New Rule Puts Spawning Bluefin Tuna at Risk

Seven years ago, the IGFA, working alongside the American Bluefin Tuna Association and the Pew Charitable Trusts, advocated for time/area closures that would protect spawning western Atlantic bluefin tuna from longlining in the Gulf of Mexico.  When the dust settled, we were successful in getting two gear restricted areas (GRAs) in the Gulf that prohibited longlining during the months of April and May—the peak spawning time for western Atlantic Bluefin Tuna.

The two Gulf of Mexico GRAs, totaling just under 27,000 square miles, were put into force in 2015.  And they worked.  In the first three years of the closures, bluefin mortality decreased by 88% in April and 81% in May.  This is significant because the Gulf of Mexico is the western Atlantic stock’s primary spawning location and the stock is severely depleted at only 18% of what it was in 1950.

Unfortunately, in July 2019, the National Marine Fisheries Service (NMFS) issued a draft rule with a preferred option that would reopen these GRAs to longlining during peak spawning season.  The IGFA has issued a number comments to NMFS urging them not to reopen these GRAs in order to give spawning bluefin tuna the protection that they desperately need.  However, in January of this year, NMFS published a Final Regulatory Amendment on modifying the existing GRAs and we are expecting a Final Rule to be published by the end of April. 

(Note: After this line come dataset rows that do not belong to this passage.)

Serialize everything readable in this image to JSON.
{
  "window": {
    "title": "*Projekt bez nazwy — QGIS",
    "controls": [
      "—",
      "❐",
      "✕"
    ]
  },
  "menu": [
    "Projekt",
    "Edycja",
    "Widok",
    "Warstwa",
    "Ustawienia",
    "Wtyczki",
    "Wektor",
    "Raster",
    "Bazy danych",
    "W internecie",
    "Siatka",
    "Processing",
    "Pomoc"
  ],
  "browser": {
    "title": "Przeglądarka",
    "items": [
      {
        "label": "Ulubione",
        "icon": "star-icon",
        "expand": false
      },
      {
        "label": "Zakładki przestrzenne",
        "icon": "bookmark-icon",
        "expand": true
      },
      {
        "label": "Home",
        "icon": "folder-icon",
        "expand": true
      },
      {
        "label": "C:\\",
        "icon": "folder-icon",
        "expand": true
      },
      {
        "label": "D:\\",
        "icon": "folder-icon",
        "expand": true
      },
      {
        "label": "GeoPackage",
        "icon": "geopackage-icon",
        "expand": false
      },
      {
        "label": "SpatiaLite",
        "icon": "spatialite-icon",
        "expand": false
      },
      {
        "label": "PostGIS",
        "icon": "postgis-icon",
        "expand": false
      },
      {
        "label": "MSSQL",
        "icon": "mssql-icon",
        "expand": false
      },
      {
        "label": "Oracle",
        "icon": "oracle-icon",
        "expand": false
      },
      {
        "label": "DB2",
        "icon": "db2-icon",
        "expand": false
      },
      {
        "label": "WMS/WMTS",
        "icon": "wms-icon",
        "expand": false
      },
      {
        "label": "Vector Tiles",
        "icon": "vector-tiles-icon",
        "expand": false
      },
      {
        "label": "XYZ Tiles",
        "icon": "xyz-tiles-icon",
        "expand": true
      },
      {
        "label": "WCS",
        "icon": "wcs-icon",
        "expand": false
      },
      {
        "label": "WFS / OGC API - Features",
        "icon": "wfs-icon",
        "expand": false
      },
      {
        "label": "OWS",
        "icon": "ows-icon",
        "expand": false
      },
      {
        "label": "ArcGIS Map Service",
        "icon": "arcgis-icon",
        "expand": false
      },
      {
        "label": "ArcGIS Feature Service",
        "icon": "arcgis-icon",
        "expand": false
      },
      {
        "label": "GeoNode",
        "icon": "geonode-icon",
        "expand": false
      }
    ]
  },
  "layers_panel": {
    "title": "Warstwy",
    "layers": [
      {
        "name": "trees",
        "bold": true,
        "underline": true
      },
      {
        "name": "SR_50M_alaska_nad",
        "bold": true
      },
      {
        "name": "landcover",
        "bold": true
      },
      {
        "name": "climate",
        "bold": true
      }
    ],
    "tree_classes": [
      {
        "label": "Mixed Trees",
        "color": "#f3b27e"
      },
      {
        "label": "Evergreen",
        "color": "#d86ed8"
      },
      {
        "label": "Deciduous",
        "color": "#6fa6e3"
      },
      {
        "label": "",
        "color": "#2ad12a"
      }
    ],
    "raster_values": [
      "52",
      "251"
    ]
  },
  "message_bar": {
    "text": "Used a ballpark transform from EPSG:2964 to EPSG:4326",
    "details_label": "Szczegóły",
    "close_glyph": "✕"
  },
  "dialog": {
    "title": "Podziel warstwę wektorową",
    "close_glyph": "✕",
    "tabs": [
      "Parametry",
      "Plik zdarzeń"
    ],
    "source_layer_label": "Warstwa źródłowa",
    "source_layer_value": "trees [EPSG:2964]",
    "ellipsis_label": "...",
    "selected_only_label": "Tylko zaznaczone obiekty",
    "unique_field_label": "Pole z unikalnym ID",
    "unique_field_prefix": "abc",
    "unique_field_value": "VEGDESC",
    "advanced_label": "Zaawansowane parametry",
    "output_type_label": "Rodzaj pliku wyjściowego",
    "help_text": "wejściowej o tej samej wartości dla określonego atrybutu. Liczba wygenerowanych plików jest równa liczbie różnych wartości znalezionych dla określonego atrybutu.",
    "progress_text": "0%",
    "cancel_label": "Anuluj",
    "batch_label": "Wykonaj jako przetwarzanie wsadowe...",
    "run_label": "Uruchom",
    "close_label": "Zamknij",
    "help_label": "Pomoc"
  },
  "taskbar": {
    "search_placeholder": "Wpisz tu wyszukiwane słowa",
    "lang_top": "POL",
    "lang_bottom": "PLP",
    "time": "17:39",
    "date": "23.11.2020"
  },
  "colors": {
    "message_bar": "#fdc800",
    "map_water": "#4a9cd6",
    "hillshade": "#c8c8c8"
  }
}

The IGFA, the American Bluefin Tuna Association, the American Sportfishing Association and Pew Charitable Trusts issued a joint comment letter to NMFS late last month.  Take a look at what we have to say about reopening the Gulf of Mexico to longlining.  It just doesn’t make sense.